The NFL Network often gets praise, and deservedly so, for its series A Football Life. The show chronicles the, well, football lives of some of the greatest and most beloved (and occasionally hated, ahem, Art Modell) and famous figures in the history of the sport. To less fanfare, the network debuted a companion series on Tuesday nights that portrays the very opposite of that show’s aim, and it’s deserving of your time.
Undrafted, a six-part series airing on Tuesdays that concludes December 9 (though past episodes are available on the NFL Now service) is more or less what it sounds like. The documenatry follows various aspiring football players who were, for whatever reason, not picked in the NFL Draft. Some of the players include men who have second jobs (Jonathan Sharpe is an exterminator) and men who have families, like 27-year-old BYU standout Harvey Unga.
The show is something extremely key for a program on a league-owned network: honest. It covers all of the angles of a life as an undrafted player. It’s not sugarcoated that some of these guys, maybe most of them, will not make it. The show manages to be light and hit all the notes of typical football documentaries, but with the added tension that you’re watching a movie that may not give you the happy ending.
The show is an intriguing idea, at least in my opinion, because it has a staid format to it, like perhaps an HBO 24/7, but it could potentially last for many, many seasons. You would constantly be taking new athletes into the series and when players either retired or finally got a job with an NFL team, transition them out. You could drop and rejoin various players throughout the show. There are limitless possibilities despite an obvious format.

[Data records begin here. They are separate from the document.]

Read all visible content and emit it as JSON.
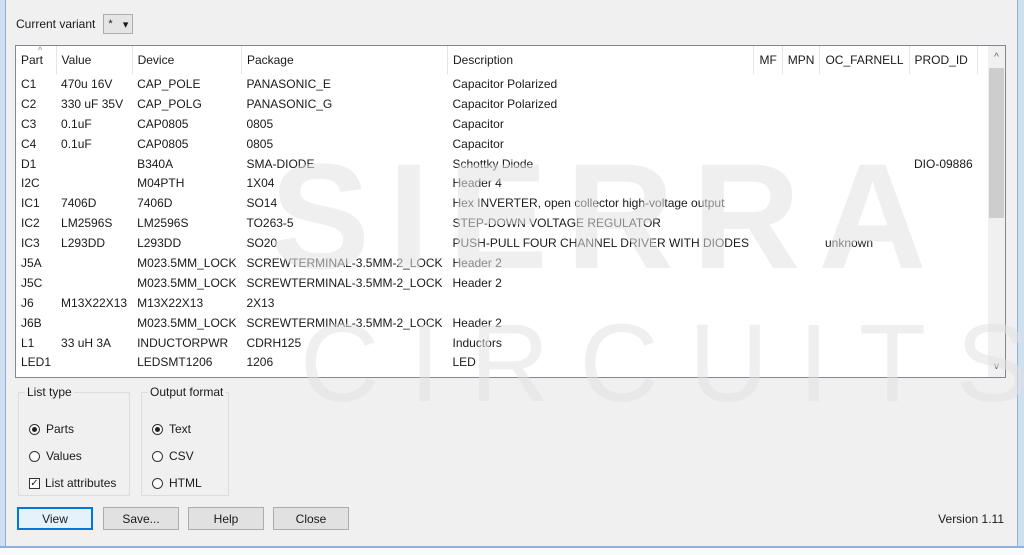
{
  "variant": {
    "label": "Current variant",
    "value": "*"
  },
  "table": {
    "columns": [
      "Part",
      "Value",
      "Device",
      "Package",
      "Description",
      "MF",
      "MPN",
      "OC_FARNELL",
      "PROD_ID"
    ],
    "rows": [
      [
        "C1",
        "470u 16V",
        "CAP_POLE",
        "PANASONIC_E",
        "Capacitor Polarized",
        "",
        "",
        "",
        ""
      ],
      [
        "C2",
        "330 uF 35V",
        "CAP_POLG",
        "PANASONIC_G",
        "Capacitor Polarized",
        "",
        "",
        "",
        ""
      ],
      [
        "C3",
        "0.1uF",
        "CAP0805",
        "0805",
        "Capacitor",
        "",
        "",
        "",
        ""
      ],
      [
        "C4",
        "0.1uF",
        "CAP0805",
        "0805",
        "Capacitor",
        "",
        "",
        "",
        ""
      ],
      [
        "D1",
        "",
        "B340A",
        "SMA-DIODE",
        "Schottky Diode",
        "",
        "",
        "",
        "DIO-09886"
      ],
      [
        "I2C",
        "",
        "M04PTH",
        "1X04",
        "Header 4",
        "",
        "",
        "",
        ""
      ],
      [
        "IC1",
        "7406D",
        "7406D",
        "SO14",
        "Hex INVERTER, open collector high-voltage output",
        "",
        "",
        "",
        ""
      ],
      [
        "IC2",
        "LM2596S",
        "LM2596S",
        "TO263-5",
        "STEP-DOWN VOLTAGE REGULATOR",
        "",
        "",
        "",
        ""
      ],
      [
        "IC3",
        "L293DD",
        "L293DD",
        "SO20",
        "PUSH-PULL FOUR CHANNEL DRIVER WITH DIODES",
        "",
        "",
        "unknown",
        ""
      ],
      [
        "J5A",
        "",
        "M023.5MM_LOCK",
        "SCREWTERMINAL-3.5MM-2_LOCK",
        "Header 2",
        "",
        "",
        "",
        ""
      ],
      [
        "J5C",
        "",
        "M023.5MM_LOCK",
        "SCREWTERMINAL-3.5MM-2_LOCK",
        "Header 2",
        "",
        "",
        "",
        ""
      ],
      [
        "J6",
        "M13X22X13",
        "M13X22X13",
        "2X13",
        "",
        "",
        "",
        "",
        ""
      ],
      [
        "J6B",
        "",
        "M023.5MM_LOCK",
        "SCREWTERMINAL-3.5MM-2_LOCK",
        "Header 2",
        "",
        "",
        "",
        ""
      ],
      [
        "L1",
        "33 uH 3A",
        "INDUCTORPWR",
        "CDRH125",
        "Inductors",
        "",
        "",
        "",
        ""
      ],
      [
        "LED1",
        "",
        "LEDSMT1206",
        "1206",
        "LED",
        "",
        "",
        "",
        ""
      ]
    ]
  },
  "list_type": {
    "title": "List type",
    "options": [
      {
        "label": "Parts",
        "selected": true
      },
      {
        "label": "Values",
        "selected": false
      }
    ],
    "list_attributes": {
      "label": "List attributes",
      "checked": true
    }
  },
  "output_format": {
    "title": "Output format",
    "options": [
      {
        "label": "Text",
        "selected": true
      },
      {
        "label": "CSV",
        "selected": false
      },
      {
        "label": "HTML",
        "selected": false
      }
    ]
  },
  "buttons": {
    "view": "View",
    "save": "Save...",
    "help": "Help",
    "close": "Close"
  },
  "version": "Version 1.11",
  "watermark": {
    "line1": "SIERRA",
    "line2": "CIRCUITS"
  }
}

I give the NFL Network a lot of credit for not only committing to a program that shows part of the dark side to having an NFL dream, but executing it extremely well. If you have the NFL Now app or a chance to catch it on a rerun, give Undrafted a shot, and check out the last two episodes on Tuesdays at 9 p.m. ET if you can. It’s the rare league-produced documentary on current athletes that manages to feel neutral, and all the more important because of it. It’s the perfect companion to A Football Life each week.